Jessie Mae Hemphill
Born: October 18, 1922, Senatobia, Mississippi
Died: July 22, 2006
Photo credit: Bill Steber – www.steberphoto.com
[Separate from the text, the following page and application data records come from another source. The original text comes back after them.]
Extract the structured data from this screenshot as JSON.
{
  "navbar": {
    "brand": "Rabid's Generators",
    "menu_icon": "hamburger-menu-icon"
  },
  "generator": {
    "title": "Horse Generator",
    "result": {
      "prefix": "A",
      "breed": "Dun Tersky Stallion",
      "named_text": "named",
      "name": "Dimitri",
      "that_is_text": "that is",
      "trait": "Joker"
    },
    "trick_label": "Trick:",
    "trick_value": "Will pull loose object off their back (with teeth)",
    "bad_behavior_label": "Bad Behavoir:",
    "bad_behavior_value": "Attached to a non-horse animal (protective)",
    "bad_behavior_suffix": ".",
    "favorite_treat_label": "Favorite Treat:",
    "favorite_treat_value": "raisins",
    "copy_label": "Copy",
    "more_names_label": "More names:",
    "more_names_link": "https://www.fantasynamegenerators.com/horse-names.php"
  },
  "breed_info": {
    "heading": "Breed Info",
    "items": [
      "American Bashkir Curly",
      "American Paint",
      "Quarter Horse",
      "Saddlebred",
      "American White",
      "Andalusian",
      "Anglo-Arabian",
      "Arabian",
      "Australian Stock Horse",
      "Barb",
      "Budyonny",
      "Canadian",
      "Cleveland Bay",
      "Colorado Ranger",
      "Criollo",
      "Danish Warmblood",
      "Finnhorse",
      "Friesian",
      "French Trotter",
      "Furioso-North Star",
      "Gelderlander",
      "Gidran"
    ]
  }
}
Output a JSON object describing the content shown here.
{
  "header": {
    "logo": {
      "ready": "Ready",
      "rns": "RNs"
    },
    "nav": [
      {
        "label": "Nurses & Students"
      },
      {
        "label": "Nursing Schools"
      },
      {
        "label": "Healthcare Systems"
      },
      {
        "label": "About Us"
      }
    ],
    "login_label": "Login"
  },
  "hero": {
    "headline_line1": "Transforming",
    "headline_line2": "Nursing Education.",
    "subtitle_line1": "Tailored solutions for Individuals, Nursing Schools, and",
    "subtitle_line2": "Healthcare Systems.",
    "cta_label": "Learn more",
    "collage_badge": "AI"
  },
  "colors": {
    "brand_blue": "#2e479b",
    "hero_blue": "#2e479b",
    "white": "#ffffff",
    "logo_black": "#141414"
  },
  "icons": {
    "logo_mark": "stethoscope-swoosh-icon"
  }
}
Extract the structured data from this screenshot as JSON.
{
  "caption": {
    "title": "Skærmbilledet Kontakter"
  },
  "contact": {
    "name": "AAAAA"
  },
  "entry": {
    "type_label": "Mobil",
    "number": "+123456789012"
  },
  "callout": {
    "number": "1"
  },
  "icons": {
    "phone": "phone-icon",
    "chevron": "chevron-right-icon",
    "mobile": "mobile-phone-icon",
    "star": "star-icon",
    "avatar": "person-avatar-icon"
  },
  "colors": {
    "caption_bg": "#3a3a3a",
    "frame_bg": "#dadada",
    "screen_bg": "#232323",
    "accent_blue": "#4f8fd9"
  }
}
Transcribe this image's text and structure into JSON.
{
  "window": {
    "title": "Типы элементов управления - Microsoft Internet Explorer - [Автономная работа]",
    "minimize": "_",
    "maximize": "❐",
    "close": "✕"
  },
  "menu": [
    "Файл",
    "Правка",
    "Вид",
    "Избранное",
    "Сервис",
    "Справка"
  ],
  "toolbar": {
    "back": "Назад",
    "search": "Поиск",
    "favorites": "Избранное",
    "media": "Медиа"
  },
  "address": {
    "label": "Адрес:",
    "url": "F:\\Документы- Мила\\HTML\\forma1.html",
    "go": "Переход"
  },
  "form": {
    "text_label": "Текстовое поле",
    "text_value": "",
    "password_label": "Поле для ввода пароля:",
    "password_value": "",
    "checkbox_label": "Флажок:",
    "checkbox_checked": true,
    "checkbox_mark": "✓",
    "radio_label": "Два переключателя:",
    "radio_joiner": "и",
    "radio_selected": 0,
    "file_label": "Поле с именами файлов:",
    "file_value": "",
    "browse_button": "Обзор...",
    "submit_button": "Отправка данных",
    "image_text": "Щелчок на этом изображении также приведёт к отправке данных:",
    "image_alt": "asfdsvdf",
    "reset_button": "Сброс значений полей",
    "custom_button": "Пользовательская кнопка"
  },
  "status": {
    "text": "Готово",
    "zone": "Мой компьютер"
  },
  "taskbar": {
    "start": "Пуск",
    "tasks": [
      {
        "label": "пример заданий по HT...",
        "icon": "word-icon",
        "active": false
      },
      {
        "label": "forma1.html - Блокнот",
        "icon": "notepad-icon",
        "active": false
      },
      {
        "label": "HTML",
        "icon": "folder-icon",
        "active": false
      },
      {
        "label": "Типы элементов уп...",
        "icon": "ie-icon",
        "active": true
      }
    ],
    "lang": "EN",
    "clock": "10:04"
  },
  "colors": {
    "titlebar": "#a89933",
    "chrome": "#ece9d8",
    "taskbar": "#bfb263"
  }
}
An independent, feisty woman, Jessie Mae Hemphill established her career in the world of country blues at a time when the field was dominated by men. Decked out in her signature cowboy hat and colorful outfits, she performed a rhythmic style of North Mississippi Hill Country blues. Her great -grandfather Dock Hemphill, a former slave, played the fiddle. Her grandfather Sid Hemphill, a multi -instrumentalist, led a local fife and drum band. At the urging of her grandfather, Hemphill picked up the guitar, harmonica, and drums. As a child, she performed with her grandfather’s fife and drum band at picnics and other social functions. Her early work as a drummer, inspired her percussive style of blues guitar. During the mid 1950s, Hemphill moved to Memphis, where she worked odd jobs during the day. At night, she sang the blues in clubs on Beale Street or played for tips on the street’s bustling sidewalk. While in Memphis, she met Muddy Waters, B.B. King, and Howlin’ Wolf, who greatly influenced her style. George Mitchell and Dr. David Evans made field recordings of Hemphill. In 1981, she made her first commercially released recording She Wolf. The next year, Vogue Records, a European label reissued She Wolf, introducing her to blues fans internationally. During the 1980s, she toured widely across Europe, Canada, and the United States. Her 1990 recording Feelin’ Good won a W.C. Handy Award for best acoustic blues album.